  • Wang Y, Guo N, Nathans J. The role of Frizzled3 and Frizzled6 in neural tube closure and in the planar polarity of inner-ear sensory hair cells. J Neurosci. 2006;26:2147–2156. [PubMed]
  • Chiquet BT, Blanton SH, Burt A, et al. Variation in WNT genes is associated with non-syndromic cleft lip with or without cleft palate. Hum Mol Genet. 2008;17:2212–2218. [PMC free article] [PubMed]
  • Hu D, Helms JA. The role of sonic hedgehog in normal and abnormal craniofacial morphogenesis. Development. 1999;126:4873–4884. [PubMed]
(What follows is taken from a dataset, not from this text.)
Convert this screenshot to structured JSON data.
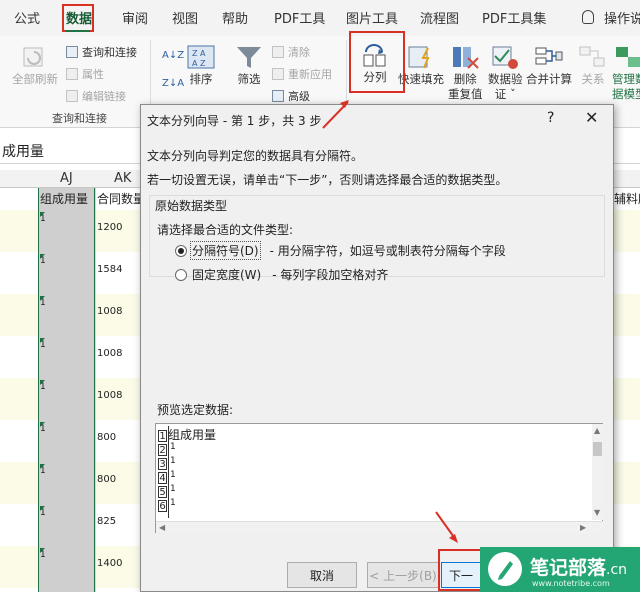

  • Verlinsky Y, Rechitsky S, Verlinsky O, et al. Preimplantation diagnosis for sonic hedgehog mutation causing familial holoprosencephaly. N Engl J Med. 2003;348:1449–1454. [PubMed]
  • Rice R, Spencer-Dene B, Connor EC, et al. Disruption of Fgf10/Fgfr2b-coordinated epithelial–mesenchymal interactions causes cleft palate. J Clin Invest. 2004;113:1692–1700. [PMC free article] [PubMed]
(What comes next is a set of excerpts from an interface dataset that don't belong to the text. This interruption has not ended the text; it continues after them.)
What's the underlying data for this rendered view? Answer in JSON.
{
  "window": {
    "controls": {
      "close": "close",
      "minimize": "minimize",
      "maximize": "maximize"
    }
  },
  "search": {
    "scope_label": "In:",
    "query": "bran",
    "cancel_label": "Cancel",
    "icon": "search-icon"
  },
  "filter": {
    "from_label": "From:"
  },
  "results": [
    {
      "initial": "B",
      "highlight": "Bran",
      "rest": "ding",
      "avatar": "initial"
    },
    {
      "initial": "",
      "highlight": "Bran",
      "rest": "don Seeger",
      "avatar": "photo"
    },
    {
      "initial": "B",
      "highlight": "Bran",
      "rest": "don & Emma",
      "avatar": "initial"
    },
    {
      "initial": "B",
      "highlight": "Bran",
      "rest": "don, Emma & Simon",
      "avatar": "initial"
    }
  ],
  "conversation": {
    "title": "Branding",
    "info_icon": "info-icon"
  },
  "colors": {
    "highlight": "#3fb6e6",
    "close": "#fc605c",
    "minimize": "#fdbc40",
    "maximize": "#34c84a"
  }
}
  • Orioli IM, Vieira AR, Castilla EE, Ming JE, Muenke M. Mutational analysis of the Sonic Hedgehog gene in 220 newborns with oral clefts in a South American (ECLAMC) population. Am J Med Genet. 2002;108:12–15. [PubMed]
  • Benayed R, Gharani N, Rossman I, et al. Support for the homeobox transcription factor gene ENGRAILED 2 as an autism spectrum disorder susceptibility locus. Am J Hum Genet. 2005;77:851–868. [PubMed]
  • Chenevix-Trench G, Jones K, Green AC, Duffy DL, Martin NG. Cleft lip with or without cleft palate: associations with transforming growth factor alpha and retinoic acid receptor loci. Am J Hum Genet. 1992;51:1377–1385. [PubMed]
  • Tissier-Seta JP, Mucchielli ML, Mark M, Mattei MG, Goridis C, Brunet JF. Barx1, a new mouse homeodomain transcription factor expressed in cranio-facial ectomesenchyme and the stomach. Mech Dev. 1995;51:3–15. [PubMed]
  • Cox TC. Taking it to the max: the genetic and developmental mechanisms coordinating midfacial morphogenesis and dysmorphology. Clin Genet. 2004;65:163–176. [PubMed]
  • Hahn H, Wicking C, Zaphiropoulous PG, et al. Mutations of the human homolog of Drosophila patched in the nevoid basal cell carcinoma syndrome. Cell. 1996;85:841–851. [PubMed]
  • Trueba SS, Auge J, Mattei G, et al. PAX8, TITF1, and FOXE1 gene expression patterns during human development: new insights into human thyroid development and thyroid dysgenesis-associated malformations. J Clin Endocrinol Metab. 2005;90:455–462. [PubMed]
  • Machida J, Moreno LM, Mansilla MA, Bullard SB, et al. The role of FOXE1 in the etiology of cleft lip 2005. 57th Annual Meeting of the American Society of Human GeneticsSan Diego, CA, 470p.
  • Vieira AR, Avila JR, Daack-Hirsch S, et al. Medical sequencing of candidate genes for nonsyndromic cleft lip and palate. PLoS Genet. 2005;1:e64. [PubMed]

Articles from European Journal of Human Genetics are provided here courtesy of Nature Publishing Group